"The reason for flowers is actually one word: sex," Buchmann told NPR's Arun Rath. "So, flowers are literally living scented billboards that are advertising for sexual favors, whether those are from bees, flies, beetles, butterflies or us, because quite frankly most of the flowers in the world have gotten us to do their bidding. But that's only the first stage because flowers, if they're lucky, turn into fruits, and those fruits and seeds feed the world."
A scientist who seemingly never sleeps, Buchmann has published more than 150 scientific articles and 11 popular nonfiction books, including The Forgotten Pollinators (a Los Angeles Times Book Prize finalist) with Gary Nabhan. His book, Honey Bees: Letters from the Hive, is a National Science Teachers' Association Outstanding Science Trade Book. He's also written a children's book The Bee Tree (with Diana Cohn), described as the true story of a family of honey hunters in peninsular Malaysia.
So, we asked Buchmann to provide "10 reasons for flowers." He provides greater detail in his book, but here are 10 reasons:
- Flowers Feed The World. Because pollinated and fertilized blossoms turn into nutritious fruits and seeds, these invaluable foodstuffs keep the world's 7.2 billion people from starvation. These resulting fruits also feed birds, bears and other wildlife.
- Tasty and Nutritious. Although the calories from starchy cereals and grain crops feed the world, we enjoy and need the “nutraceuticals” and antioxidants inside colorful cranberries, blueberries, oranges and apples. They keep us healthy and happy.
- Edible flowers. Some flowers (e.g. roses, some marigolds) are great as edible garnish and foods. Find out which ones can be eaten and what they taste like.
- Humans might never have evolved, or survived. Early hominids certainly recognized that flowers were the harbingers of tasty fruits. Without flowers, perhaps no people today.

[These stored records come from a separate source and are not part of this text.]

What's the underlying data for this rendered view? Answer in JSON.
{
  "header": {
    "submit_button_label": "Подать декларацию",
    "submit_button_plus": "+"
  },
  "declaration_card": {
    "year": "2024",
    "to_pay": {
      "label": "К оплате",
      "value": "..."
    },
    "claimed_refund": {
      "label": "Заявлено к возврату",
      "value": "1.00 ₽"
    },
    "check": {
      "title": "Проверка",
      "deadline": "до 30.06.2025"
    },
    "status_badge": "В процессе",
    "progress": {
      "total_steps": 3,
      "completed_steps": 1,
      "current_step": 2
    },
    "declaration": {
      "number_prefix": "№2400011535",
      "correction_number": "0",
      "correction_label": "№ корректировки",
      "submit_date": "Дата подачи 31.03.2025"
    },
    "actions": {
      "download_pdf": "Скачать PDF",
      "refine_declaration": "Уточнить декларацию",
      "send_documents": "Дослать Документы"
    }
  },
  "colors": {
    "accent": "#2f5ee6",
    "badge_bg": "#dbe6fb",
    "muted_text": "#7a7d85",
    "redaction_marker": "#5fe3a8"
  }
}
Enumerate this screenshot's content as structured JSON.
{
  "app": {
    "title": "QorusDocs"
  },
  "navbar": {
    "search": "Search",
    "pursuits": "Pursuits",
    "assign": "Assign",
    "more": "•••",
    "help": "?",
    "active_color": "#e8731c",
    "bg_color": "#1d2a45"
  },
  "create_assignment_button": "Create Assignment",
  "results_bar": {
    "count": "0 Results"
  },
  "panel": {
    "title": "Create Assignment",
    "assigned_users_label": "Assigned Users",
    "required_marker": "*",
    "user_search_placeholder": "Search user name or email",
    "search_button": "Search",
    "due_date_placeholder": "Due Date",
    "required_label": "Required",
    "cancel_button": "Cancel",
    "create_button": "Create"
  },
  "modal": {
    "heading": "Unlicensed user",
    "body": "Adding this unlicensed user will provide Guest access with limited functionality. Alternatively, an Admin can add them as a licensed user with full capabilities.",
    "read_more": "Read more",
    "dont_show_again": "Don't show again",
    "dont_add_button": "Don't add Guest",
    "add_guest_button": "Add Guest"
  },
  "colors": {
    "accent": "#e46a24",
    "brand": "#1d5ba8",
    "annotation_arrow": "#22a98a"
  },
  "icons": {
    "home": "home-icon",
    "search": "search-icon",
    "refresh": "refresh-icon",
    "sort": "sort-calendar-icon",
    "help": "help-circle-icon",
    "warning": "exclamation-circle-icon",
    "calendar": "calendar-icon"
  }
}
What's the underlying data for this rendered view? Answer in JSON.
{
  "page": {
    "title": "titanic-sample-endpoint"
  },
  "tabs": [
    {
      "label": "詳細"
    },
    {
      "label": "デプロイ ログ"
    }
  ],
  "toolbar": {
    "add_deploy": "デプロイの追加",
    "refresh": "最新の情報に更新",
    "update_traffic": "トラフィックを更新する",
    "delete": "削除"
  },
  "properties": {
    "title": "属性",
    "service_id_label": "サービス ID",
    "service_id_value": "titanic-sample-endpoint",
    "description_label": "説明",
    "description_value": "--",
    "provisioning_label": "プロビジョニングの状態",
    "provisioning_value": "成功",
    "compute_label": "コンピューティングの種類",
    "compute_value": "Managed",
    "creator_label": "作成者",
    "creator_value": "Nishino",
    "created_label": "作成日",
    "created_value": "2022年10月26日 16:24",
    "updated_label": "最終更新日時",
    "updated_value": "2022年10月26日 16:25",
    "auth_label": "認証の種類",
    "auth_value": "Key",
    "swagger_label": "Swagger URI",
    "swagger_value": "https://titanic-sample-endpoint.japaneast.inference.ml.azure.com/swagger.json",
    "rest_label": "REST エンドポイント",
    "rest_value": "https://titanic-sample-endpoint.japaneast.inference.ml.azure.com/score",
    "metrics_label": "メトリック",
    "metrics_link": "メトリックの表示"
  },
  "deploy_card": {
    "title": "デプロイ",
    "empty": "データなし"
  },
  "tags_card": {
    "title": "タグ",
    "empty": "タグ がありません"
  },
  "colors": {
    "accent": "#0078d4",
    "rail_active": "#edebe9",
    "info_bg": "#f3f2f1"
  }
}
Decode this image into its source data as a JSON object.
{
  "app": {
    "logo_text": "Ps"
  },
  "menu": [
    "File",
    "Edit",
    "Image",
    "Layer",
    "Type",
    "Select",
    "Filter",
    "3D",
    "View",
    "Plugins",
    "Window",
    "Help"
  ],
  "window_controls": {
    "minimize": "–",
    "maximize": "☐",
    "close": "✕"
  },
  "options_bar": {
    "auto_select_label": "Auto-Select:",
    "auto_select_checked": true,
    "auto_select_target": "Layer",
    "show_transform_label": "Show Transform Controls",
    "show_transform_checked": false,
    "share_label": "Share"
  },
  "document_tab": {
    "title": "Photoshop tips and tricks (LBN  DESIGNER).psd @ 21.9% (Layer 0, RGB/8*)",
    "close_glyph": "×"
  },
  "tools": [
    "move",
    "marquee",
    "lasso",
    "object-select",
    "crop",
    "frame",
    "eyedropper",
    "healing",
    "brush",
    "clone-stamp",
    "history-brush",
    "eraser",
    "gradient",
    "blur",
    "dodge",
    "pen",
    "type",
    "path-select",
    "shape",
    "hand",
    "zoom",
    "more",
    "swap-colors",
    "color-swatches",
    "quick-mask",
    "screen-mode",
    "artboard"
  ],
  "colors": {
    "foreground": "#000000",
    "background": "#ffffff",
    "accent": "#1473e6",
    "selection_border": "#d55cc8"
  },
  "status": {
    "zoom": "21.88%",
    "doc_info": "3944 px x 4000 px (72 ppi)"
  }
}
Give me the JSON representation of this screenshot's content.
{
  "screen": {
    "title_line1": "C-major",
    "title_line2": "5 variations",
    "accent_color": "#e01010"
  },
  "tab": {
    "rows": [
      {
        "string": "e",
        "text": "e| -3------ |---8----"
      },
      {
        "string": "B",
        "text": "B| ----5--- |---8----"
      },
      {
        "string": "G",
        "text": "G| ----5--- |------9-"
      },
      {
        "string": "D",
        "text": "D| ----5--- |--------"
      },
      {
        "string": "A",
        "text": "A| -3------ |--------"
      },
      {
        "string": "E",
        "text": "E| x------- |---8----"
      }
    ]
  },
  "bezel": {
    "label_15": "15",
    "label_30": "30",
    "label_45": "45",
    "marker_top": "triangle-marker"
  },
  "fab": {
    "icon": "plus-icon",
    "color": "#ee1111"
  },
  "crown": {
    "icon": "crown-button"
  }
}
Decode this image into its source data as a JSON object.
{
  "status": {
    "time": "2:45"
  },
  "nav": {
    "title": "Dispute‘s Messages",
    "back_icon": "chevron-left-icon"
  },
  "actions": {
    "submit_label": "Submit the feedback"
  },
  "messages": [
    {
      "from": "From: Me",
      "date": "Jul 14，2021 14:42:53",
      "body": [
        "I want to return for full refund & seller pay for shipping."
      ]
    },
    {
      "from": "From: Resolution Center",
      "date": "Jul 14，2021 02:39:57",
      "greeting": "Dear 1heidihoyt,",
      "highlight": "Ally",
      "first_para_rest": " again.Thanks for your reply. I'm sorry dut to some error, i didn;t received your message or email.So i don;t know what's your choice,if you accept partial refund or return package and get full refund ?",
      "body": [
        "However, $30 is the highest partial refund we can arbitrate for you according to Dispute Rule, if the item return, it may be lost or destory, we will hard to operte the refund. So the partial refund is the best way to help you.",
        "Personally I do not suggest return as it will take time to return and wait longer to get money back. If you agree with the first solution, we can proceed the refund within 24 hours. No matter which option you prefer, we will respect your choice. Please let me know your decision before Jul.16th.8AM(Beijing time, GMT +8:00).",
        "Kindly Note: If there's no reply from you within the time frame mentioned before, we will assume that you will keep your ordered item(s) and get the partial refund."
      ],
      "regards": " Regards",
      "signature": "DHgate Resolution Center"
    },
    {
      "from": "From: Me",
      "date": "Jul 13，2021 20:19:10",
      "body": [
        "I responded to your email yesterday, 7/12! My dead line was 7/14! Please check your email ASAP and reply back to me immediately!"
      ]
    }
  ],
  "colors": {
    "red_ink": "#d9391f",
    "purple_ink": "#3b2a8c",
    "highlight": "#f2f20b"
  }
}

- Flowers make us smile. Give someone a flower(s) and they flash a genuine Duchenne smile. Rutgers psychologist Dr. Jeanette Haviland-Jones has infused subliminal amounts of rose and gardenia vs. manmade scents into room air. Subjects use more enjoyment words and were more likely to approach or touch a stranger when the floral scents were present. Flowers may counteract the semiochemicals for fear, anger and anxiety that humans seem to constantly be emitting.
- 200 million red roses! Americans buy about 10 million cut blooms every day. On Valentine's Day that can jump to 200 million cut flowers, especially red roses. Most of these flowers are grown in Columbia and Ecuador then arrive in the bellies of jumbo jets arriving at the Miami airport.
- As costly as gold. Saffron is the world's costliest spice and the subject of countless fake imitations. The spice is the dried styles from crocus blooms. Hand-picking and the fact that this represents such a tiny fraction of the entire plant, make it so costly and precious.
- For inspiration and romance. Flowers have inspired generations of poets, writers and artists. Their myriad shapes, colors and scents enrich our lives with beauty. Their sexuality and alluring scents bring romance into our lives.
- Most ancient. The world's earliest known flower is the 8-inch tall fossil Achaefructus that grew in China 130-160 million years ago. Turns out that these and other early blooms were puny runts. They wouldn't win best of show ribbons in any flower show.
- Flowers in the service of science. Without Gregor Mendel's crossing experiments with the humble garden pea, we wouldn't have learned about the laws of inheritance when we did.
So, flowers feed the world, keep us healthy and make us smile. What could be better than that?